By contrast, though many of the grown-ups of Nadia come across as distant, Anno allows them all to show off a great deal more caring and devotion to their juvenile charges, even having them do their best to gently guide our young protagonists to about as sweet a conclusion as we’re ever likely to see from him. Unlike its follow-up, there’s a genuine family that comes together here full of support both on and off the battlefield, letting us see a side of the director that’s almost impossible to imagine given the anguished twists and turns he tends to force his worlds, characters and audiences through. But of course, that more generous and compassionate spirit has always been lying under the surface of Anno’s work, and indeed has become easier to see with You Can [Not] Advance, in the ways that he broadened and deepened the emotional range of infamously introverted figures like Asuka and Rei. As in that film, Nadia frequently involves his characters attempting to better bond with their friends by cooking meals for one another, with the same visual motif of fingers cut from kitchen knives serving as a cute expression of the Hedgehog’s Dilemma. It makes sense to see food constantly used as a metaphor for social behavior, as all too often it’s the hunger for that human connection which comes to define us all, especially when we’re unable to satisfy it. For once, at least, it does the heart good to see Anno feeding that most primal of appetites in full, providing us with as rich, bright and colorful an emotional adventure as has ever been produced.
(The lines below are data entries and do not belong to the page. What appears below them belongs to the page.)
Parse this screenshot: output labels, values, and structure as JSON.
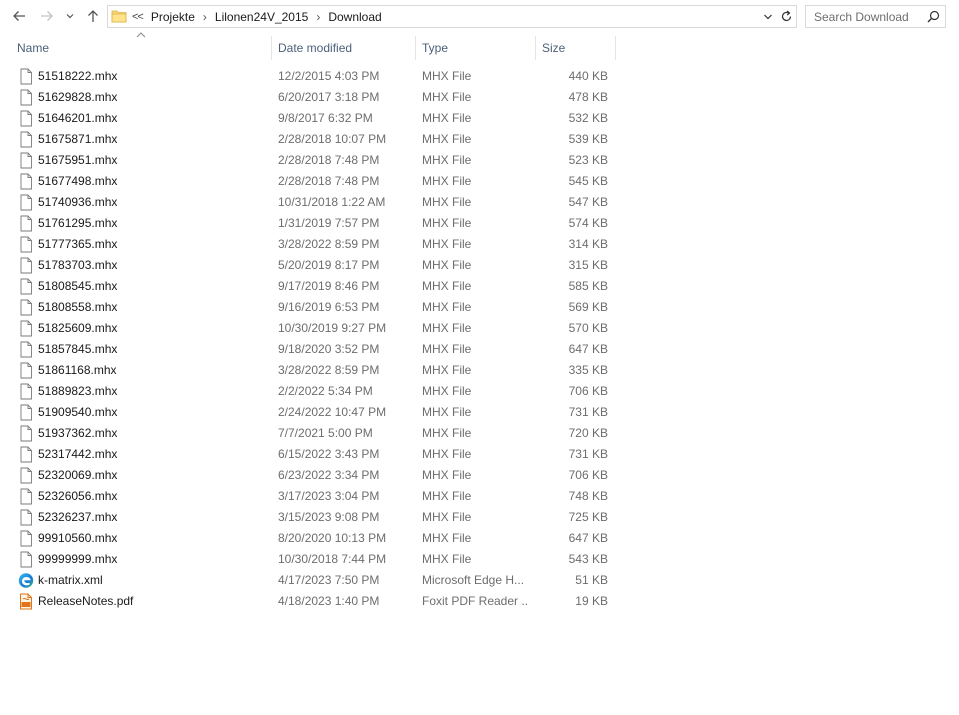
{
  "nav": {
    "back_icon": "arrow-left-icon",
    "forward_icon": "arrow-right-icon",
    "recent_icon": "chevron-down-icon",
    "up_icon": "arrow-up-icon"
  },
  "address": {
    "overflow": "<<",
    "crumbs": [
      "Projekte",
      "Lilonen24V_2015",
      "Download"
    ]
  },
  "search": {
    "placeholder": "Search Download"
  },
  "columns": {
    "name": "Name",
    "date": "Date modified",
    "type": "Type",
    "size": "Size",
    "sorted_by": "name"
  },
  "files": [
    {
      "name": "51518222.mhx",
      "date": "12/2/2015 4:03 PM",
      "type": "MHX File",
      "size": "440 KB",
      "icon": "file-icon"
    },
    {
      "name": "51629828.mhx",
      "date": "6/20/2017 3:18 PM",
      "type": "MHX File",
      "size": "478 KB",
      "icon": "file-icon"
    },
    {
      "name": "51646201.mhx",
      "date": "9/8/2017 6:32 PM",
      "type": "MHX File",
      "size": "532 KB",
      "icon": "file-icon"
    },
    {
      "name": "51675871.mhx",
      "date": "2/28/2018 10:07 PM",
      "type": "MHX File",
      "size": "539 KB",
      "icon": "file-icon"
    },
    {
      "name": "51675951.mhx",
      "date": "2/28/2018 7:48 PM",
      "type": "MHX File",
      "size": "523 KB",
      "icon": "file-icon"
    },
    {
      "name": "51677498.mhx",
      "date": "2/28/2018 7:48 PM",
      "type": "MHX File",
      "size": "545 KB",
      "icon": "file-icon"
    },
    {
      "name": "51740936.mhx",
      "date": "10/31/2018 1:22 AM",
      "type": "MHX File",
      "size": "547 KB",
      "icon": "file-icon"
    },
    {
      "name": "51761295.mhx",
      "date": "1/31/2019 7:57 PM",
      "type": "MHX File",
      "size": "574 KB",
      "icon": "file-icon"
    },
    {
      "name": "51777365.mhx",
      "date": "3/28/2022 8:59 PM",
      "type": "MHX File",
      "size": "314 KB",
      "icon": "file-icon"
    },
    {
      "name": "51783703.mhx",
      "date": "5/20/2019 8:17 PM",
      "type": "MHX File",
      "size": "315 KB",
      "icon": "file-icon"
    },
    {
      "name": "51808545.mhx",
      "date": "9/17/2019 8:46 PM",
      "type": "MHX File",
      "size": "585 KB",
      "icon": "file-icon"
    },
    {
      "name": "51808558.mhx",
      "date": "9/16/2019 6:53 PM",
      "type": "MHX File",
      "size": "569 KB",
      "icon": "file-icon"
    },
    {
      "name": "51825609.mhx",
      "date": "10/30/2019 9:27 PM",
      "type": "MHX File",
      "size": "570 KB",
      "icon": "file-icon"
    },
    {
      "name": "51857845.mhx",
      "date": "9/18/2020 3:52 PM",
      "type": "MHX File",
      "size": "647 KB",
      "icon": "file-icon"
    },
    {
      "name": "51861168.mhx",
      "date": "3/28/2022 8:59 PM",
      "type": "MHX File",
      "size": "335 KB",
      "icon": "file-icon"
    },
    {
      "name": "51889823.mhx",
      "date": "2/2/2022 5:34 PM",
      "type": "MHX File",
      "size": "706 KB",
      "icon": "file-icon"
    },
    {
      "name": "51909540.mhx",
      "date": "2/24/2022 10:47 PM",
      "type": "MHX File",
      "size": "731 KB",
      "icon": "file-icon"
    },
    {
      "name": "51937362.mhx",
      "date": "7/7/2021 5:00 PM",
      "type": "MHX File",
      "size": "720 KB",
      "icon": "file-icon"
    },
    {
      "name": "52317442.mhx",
      "date": "6/15/2022 3:43 PM",
      "type": "MHX File",
      "size": "731 KB",
      "icon": "file-icon"
    },
    {
      "name": "52320069.mhx",
      "date": "6/23/2022 3:34 PM",
      "type": "MHX File",
      "size": "706 KB",
      "icon": "file-icon"
    },
    {
      "name": "52326056.mhx",
      "date": "3/17/2023 3:04 PM",
      "type": "MHX File",
      "size": "748 KB",
      "icon": "file-icon"
    },
    {
      "name": "52326237.mhx",
      "date": "3/15/2023 9:08 PM",
      "type": "MHX File",
      "size": "725 KB",
      "icon": "file-icon"
    },
    {
      "name": "99910560.mhx",
      "date": "8/20/2020 10:13 PM",
      "type": "MHX File",
      "size": "647 KB",
      "icon": "file-icon"
    },
    {
      "name": "99999999.mhx",
      "date": "10/30/2018 7:44 PM",
      "type": "MHX File",
      "size": "543 KB",
      "icon": "file-icon"
    },
    {
      "name": "k-matrix.xml",
      "date": "4/17/2023 7:50 PM",
      "type": "Microsoft Edge H...",
      "size": "51 KB",
      "icon": "edge-icon"
    },
    {
      "name": "ReleaseNotes.pdf",
      "date": "4/18/2023 1:40 PM",
      "type": "Foxit PDF Reader ...",
      "size": "19 KB",
      "icon": "pdf-icon"
    }
  ]
}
Nadia is an anime that warms the heart instead of breaking it, and a reminder that you can’t do one without the other.